Records from a collection:

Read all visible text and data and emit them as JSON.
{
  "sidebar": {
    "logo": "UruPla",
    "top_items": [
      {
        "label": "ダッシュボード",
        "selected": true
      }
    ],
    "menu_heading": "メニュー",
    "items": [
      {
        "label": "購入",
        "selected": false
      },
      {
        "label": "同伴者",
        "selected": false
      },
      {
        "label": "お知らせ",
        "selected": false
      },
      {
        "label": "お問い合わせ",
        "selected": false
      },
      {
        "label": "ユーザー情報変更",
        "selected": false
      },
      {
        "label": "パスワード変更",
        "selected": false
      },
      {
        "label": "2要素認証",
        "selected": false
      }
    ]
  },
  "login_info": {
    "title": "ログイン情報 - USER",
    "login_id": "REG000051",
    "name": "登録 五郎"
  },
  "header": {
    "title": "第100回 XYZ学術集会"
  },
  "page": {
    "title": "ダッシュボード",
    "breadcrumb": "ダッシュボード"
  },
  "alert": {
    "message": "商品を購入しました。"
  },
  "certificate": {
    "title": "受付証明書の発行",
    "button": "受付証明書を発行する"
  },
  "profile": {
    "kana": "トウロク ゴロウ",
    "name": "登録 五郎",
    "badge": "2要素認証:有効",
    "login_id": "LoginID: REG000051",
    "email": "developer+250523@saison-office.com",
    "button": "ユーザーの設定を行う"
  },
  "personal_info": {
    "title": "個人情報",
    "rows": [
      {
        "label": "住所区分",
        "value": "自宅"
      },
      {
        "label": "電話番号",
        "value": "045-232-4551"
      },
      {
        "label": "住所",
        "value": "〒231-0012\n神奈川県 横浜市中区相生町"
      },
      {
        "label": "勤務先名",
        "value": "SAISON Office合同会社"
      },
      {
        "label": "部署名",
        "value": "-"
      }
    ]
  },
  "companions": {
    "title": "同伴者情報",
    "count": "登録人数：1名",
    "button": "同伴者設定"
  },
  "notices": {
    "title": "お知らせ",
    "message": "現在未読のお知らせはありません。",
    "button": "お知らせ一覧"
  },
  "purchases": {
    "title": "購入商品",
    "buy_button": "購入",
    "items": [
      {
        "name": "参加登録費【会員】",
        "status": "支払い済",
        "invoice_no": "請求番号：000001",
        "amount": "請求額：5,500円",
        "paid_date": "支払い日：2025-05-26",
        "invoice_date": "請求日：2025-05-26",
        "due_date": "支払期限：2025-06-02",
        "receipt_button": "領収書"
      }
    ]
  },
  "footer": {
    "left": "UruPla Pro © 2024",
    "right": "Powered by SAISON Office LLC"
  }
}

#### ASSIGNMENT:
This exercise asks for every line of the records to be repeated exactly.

#### TASK OUTPUT:
Read all visible text and data and emit them as JSON.
{
  "sidebar": {
    "logo": "UruPla",
    "top_items": [
      {
        "label": "ダッシュボード",
        "selected": true
      }
    ],
    "menu_heading": "メニュー",
    "items": [
      {
        "label": "購入",
        "selected": false
      },
      {
        "label": "同伴者",
        "selected": false
      },
      {
        "label": "お知らせ",
        "selected": false
      },
      {
        "label": "お問い合わせ",
        "selected": false
      },
      {
        "label": "ユーザー情報変更",
        "selected": false
      },
      {
        "label": "パスワード変更",
        "selected": false
      },
      {
        "label": "2要素認証",
        "selected": false
      }
    ]
  },
  "login_info": {
    "title": "ログイン情報 - USER",
    "login_id": "REG000051",
    "name": "登録 五郎"
  },
  "header": {
    "title": "第100回 XYZ学術集会"
  },
  "page": {
    "title": "ダッシュボード",
    "breadcrumb": "ダッシュボード"
  },
  "alert": {
    "message": "商品を購入しました。"
  },
  "certificate": {
    "title": "受付証明書の発行",
    "button": "受付証明書を発行する"
  },
  "profile": {
    "kana": "トウロク ゴロウ",
    "name": "登録 五郎",
    "badge": "2要素認証:有効",
    "login_id": "LoginID: REG000051",
    "email": "developer+250523@saison-office.com",
    "button": "ユーザーの設定を行う"
  },
  "personal_info": {
    "title": "個人情報",
    "rows": [
      {
        "label": "住所区分",
        "value": "自宅"
      },
      {
        "label": "電話番号",
        "value": "045-232-4551"
      },
      {
        "label": "住所",
        "value": "〒231-0012\n神奈川県 横浜市中区相生町"
      },
      {
        "label": "勤務先名",
        "value": "SAISON Office合同会社"
      },
      {
        "label": "部署名",
        "value": "-"
      }
    ]
  },
  "companions": {
    "title": "同伴者情報",
    "count": "登録人数：1名",
    "button": "同伴者設定"
  },
  "notices": {
    "title": "お知らせ",
    "message": "現在未読のお知らせはありません。",
    "button": "お知らせ一覧"
  },
  "purchases": {
    "title": "購入商品",
    "buy_button": "購入",
    "items": [
      {
        "name": "参加登録費【会員】",
        "status": "支払い済",
        "invoice_no": "請求番号：000001",
        "amount": "請求額：5,500円",
        "paid_date": "支払い日：2025-05-26",
        "invoice_date": "請求日：2025-05-26",
        "due_date": "支払期限：2025-06-02",
        "receipt_button": "領収書"
      }
    ]
  },
  "footer": {
    "left": "UruPla Pro © 2024",
    "right": "Powered by SAISON Office LLC"
  }
}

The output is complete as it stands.